And so, in these days, we hear the words of Jesus once again as He speaks to us in the Gospel of John:
"Amen, amen, I say to you, you will weep and mourn, while the world rejoices; you will grieve, but your grief will become joy. 
"When a woman is in labor, she is in anguish because her hour has arrived; but when she has given birth to a child, she no longer remembers the pain because of her joy that a child has been born into the world. So you also are now in anguish. But I will see you again, and your hearts will rejoice, and no one will take your joy away from you. 
"On that day you will not question me about anything. Amen, amen, I say to you, whatever you ask the Father in my name he will give you. Until now you have not asked anything in my name; ask and you will receive, so that your joy may be complete.

“I have told you this in figures of speech. The hour is coming when I will no longer speak to you in figures but I will tell you clearly about the Father. On that day you will ask in my name, and I do not tell you that I will ask the Father for you. For the Father himself loves you, because you have loved me and have come to believe that I came from God. 

"I came from the Father and have come into the world. Now I am leaving the world and going back to the Father."
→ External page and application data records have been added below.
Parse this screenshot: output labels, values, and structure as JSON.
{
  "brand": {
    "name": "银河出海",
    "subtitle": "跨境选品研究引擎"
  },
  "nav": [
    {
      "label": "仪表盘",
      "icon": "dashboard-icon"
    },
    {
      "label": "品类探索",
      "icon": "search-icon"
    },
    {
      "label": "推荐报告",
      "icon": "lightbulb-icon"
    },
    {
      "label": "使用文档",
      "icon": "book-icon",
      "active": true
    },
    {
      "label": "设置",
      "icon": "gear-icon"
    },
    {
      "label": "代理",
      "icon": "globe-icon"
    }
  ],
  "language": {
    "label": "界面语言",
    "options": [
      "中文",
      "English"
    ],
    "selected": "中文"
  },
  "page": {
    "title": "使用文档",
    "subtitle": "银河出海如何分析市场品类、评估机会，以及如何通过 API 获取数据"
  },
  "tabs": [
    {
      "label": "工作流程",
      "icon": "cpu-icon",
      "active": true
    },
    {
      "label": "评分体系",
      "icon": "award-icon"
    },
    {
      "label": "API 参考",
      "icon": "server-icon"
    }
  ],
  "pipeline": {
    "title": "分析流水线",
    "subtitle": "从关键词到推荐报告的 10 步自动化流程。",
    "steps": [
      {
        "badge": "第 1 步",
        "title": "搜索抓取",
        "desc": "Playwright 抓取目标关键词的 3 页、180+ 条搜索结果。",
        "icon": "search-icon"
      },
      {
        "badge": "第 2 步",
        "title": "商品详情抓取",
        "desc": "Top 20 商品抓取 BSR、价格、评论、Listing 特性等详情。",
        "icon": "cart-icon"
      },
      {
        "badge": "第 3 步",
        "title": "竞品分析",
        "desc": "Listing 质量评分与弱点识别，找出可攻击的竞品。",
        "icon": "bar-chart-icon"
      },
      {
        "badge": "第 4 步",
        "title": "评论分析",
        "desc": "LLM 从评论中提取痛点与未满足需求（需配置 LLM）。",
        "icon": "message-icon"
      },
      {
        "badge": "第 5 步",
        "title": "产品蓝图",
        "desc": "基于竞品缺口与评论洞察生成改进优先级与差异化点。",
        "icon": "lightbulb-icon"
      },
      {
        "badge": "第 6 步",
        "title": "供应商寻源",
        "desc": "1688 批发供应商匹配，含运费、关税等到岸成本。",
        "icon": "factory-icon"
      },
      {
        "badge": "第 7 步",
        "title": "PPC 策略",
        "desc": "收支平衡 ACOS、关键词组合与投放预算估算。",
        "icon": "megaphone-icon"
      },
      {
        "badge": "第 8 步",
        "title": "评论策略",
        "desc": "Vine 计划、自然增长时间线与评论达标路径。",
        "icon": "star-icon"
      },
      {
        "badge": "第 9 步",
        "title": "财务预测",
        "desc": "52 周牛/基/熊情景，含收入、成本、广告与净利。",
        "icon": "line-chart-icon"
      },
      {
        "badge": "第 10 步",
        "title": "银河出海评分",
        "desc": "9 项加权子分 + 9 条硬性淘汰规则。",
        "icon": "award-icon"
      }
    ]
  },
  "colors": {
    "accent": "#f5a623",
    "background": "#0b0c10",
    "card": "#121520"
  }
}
His disciples said, "Now you are talking plainly, and not in any figure of speech. Now we realize that you know everything and that you do not need to have anyone question you. Because of this we believe that you came from God." Jesus answered them, “Do you believe now? Behold, the hour is coming and has arrived when each of you will be scattered to his own home and you will leave me alone. But I am not alone, because the Father is with me. 

"I have told you this so that you might have peace in me. In the world you will have trouble, but take courage, I have conquered the world."

~John 16:20-33